**Aim of the task**
Copy every line from the data below in which the string "Microsoft" can be found.

App and web page records:

··········

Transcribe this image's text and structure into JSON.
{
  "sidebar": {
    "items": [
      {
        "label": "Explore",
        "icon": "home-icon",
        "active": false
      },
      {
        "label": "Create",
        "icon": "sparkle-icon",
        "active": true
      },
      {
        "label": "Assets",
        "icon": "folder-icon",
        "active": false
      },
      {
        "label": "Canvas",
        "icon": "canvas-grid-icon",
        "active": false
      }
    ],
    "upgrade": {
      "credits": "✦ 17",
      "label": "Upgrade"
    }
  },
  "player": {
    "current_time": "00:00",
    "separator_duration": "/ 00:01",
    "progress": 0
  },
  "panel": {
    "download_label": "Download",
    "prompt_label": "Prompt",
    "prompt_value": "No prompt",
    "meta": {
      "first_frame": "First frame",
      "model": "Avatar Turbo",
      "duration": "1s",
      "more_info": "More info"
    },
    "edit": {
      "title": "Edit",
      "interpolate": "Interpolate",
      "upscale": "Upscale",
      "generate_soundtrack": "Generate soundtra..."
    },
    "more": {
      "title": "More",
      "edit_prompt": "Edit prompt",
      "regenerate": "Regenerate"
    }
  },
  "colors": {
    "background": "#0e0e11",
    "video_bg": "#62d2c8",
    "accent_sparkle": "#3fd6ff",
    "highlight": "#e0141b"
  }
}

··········

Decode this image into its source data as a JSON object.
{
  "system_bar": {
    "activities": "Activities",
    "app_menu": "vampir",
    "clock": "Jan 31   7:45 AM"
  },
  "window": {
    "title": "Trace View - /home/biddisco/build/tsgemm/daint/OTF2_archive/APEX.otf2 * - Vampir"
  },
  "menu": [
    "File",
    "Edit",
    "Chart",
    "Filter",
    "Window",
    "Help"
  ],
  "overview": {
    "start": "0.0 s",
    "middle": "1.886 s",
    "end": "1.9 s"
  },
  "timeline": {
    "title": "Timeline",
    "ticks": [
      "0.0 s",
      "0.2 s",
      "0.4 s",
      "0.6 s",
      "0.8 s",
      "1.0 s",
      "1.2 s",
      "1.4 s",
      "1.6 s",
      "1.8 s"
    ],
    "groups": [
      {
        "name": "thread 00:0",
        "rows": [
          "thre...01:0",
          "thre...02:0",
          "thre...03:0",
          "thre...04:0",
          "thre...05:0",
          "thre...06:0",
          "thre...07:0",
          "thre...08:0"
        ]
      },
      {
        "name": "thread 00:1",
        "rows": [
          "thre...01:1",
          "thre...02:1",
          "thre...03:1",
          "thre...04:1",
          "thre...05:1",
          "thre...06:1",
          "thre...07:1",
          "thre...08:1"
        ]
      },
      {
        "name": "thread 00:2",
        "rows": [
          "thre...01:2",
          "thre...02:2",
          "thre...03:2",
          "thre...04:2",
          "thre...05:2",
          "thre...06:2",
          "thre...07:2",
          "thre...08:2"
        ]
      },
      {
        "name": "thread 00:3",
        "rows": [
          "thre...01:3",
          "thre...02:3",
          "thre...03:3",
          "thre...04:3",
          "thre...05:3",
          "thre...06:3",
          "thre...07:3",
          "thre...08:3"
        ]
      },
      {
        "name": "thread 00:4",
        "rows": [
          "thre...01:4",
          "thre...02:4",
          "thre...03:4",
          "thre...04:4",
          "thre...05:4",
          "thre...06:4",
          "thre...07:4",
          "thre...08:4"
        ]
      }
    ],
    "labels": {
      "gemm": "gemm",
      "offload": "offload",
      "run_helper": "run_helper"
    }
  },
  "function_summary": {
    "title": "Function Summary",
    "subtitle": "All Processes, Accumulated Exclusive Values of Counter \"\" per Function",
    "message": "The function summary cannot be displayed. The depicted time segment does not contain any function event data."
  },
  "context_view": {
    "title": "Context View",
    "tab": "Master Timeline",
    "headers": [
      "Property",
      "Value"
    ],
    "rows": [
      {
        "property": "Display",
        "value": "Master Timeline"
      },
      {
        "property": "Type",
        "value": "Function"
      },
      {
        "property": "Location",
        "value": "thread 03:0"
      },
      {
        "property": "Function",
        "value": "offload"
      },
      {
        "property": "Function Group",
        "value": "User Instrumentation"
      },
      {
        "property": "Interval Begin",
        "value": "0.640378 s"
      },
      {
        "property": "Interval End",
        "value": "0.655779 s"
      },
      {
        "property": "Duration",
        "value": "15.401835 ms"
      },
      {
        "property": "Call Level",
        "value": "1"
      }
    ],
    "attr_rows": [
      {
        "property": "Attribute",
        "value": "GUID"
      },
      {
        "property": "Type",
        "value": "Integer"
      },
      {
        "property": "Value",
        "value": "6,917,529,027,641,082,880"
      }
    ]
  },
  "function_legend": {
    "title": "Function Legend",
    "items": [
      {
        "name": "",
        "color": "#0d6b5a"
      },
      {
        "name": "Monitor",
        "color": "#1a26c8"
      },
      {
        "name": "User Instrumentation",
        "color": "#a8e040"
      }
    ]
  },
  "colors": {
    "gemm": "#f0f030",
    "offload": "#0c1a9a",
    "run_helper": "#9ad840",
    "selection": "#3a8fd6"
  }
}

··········

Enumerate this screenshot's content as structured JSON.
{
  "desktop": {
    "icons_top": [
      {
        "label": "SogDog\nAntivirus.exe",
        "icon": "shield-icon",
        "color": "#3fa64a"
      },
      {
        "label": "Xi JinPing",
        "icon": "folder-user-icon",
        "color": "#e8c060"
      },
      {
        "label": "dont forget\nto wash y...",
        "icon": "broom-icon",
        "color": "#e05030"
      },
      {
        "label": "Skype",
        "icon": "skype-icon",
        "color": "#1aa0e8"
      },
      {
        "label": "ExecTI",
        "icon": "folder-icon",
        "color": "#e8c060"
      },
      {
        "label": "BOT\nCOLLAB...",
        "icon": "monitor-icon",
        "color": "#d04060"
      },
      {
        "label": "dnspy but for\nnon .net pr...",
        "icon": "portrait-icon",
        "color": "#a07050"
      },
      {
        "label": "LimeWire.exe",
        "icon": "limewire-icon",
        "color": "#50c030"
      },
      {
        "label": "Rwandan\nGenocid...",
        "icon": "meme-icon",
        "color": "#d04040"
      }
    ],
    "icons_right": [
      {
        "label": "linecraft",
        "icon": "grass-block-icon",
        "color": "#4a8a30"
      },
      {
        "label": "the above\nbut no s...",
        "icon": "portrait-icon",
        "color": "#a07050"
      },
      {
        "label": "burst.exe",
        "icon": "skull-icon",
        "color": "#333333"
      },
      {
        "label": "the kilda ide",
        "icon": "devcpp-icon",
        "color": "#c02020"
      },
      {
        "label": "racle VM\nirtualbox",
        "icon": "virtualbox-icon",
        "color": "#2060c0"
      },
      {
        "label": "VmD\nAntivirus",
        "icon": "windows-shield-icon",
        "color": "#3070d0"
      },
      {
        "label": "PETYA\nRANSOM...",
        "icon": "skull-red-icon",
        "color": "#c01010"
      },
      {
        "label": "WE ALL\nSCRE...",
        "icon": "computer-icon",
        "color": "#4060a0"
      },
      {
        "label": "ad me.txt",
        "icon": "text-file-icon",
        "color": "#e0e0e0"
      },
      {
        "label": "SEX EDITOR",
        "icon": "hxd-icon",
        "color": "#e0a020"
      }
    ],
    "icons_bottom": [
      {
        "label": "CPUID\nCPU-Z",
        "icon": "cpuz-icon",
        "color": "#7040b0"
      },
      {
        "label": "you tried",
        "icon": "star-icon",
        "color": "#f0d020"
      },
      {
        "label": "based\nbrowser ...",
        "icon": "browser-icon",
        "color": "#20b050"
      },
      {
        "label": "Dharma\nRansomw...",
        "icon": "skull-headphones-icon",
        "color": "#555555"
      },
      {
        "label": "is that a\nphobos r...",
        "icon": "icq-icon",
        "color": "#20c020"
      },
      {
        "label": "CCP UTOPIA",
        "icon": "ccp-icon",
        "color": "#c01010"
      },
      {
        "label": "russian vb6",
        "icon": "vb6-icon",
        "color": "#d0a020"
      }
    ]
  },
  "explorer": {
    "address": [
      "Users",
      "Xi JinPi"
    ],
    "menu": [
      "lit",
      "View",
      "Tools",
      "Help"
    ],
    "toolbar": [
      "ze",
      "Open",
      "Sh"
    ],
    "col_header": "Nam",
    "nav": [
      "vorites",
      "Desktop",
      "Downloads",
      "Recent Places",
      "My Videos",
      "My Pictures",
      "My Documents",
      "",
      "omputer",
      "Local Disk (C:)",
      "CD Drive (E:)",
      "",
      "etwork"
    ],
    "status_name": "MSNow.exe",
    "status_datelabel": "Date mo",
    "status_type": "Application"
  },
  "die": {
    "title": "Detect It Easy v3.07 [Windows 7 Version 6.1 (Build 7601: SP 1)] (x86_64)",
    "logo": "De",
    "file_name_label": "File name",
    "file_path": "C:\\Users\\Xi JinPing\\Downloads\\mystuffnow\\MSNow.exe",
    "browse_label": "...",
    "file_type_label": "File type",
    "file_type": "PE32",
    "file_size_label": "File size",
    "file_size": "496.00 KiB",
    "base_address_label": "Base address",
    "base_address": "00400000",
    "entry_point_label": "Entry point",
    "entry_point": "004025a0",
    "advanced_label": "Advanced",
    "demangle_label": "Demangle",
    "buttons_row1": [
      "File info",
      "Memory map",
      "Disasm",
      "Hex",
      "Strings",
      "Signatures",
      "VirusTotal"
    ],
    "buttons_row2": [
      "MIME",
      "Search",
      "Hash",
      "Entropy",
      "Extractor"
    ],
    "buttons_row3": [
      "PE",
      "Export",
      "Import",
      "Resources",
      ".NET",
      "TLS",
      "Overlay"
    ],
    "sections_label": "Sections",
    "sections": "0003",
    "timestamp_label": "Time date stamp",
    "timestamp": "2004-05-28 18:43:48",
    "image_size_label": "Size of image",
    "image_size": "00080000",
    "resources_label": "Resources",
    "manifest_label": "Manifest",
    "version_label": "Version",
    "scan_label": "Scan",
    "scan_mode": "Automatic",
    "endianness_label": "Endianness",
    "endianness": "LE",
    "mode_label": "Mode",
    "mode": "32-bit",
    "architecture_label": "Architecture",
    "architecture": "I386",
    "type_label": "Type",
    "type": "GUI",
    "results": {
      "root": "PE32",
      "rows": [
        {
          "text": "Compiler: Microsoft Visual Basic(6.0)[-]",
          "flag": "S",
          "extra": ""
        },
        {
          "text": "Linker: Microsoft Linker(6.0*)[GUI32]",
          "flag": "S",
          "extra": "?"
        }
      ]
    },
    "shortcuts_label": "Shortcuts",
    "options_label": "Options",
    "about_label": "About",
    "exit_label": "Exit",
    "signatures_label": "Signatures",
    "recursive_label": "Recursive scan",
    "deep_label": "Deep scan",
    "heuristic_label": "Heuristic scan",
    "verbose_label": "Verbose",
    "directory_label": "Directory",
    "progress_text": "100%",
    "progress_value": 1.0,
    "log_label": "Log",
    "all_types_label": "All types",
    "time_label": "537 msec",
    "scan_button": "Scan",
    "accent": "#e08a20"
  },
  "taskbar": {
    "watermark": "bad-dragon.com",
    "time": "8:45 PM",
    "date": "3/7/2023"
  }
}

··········

**Response below**
          "text": "Compiler: Microsoft Visual Basic(6.0)[-]",
          "text": "Linker: Microsoft Linker(6.0*)[GUI32]",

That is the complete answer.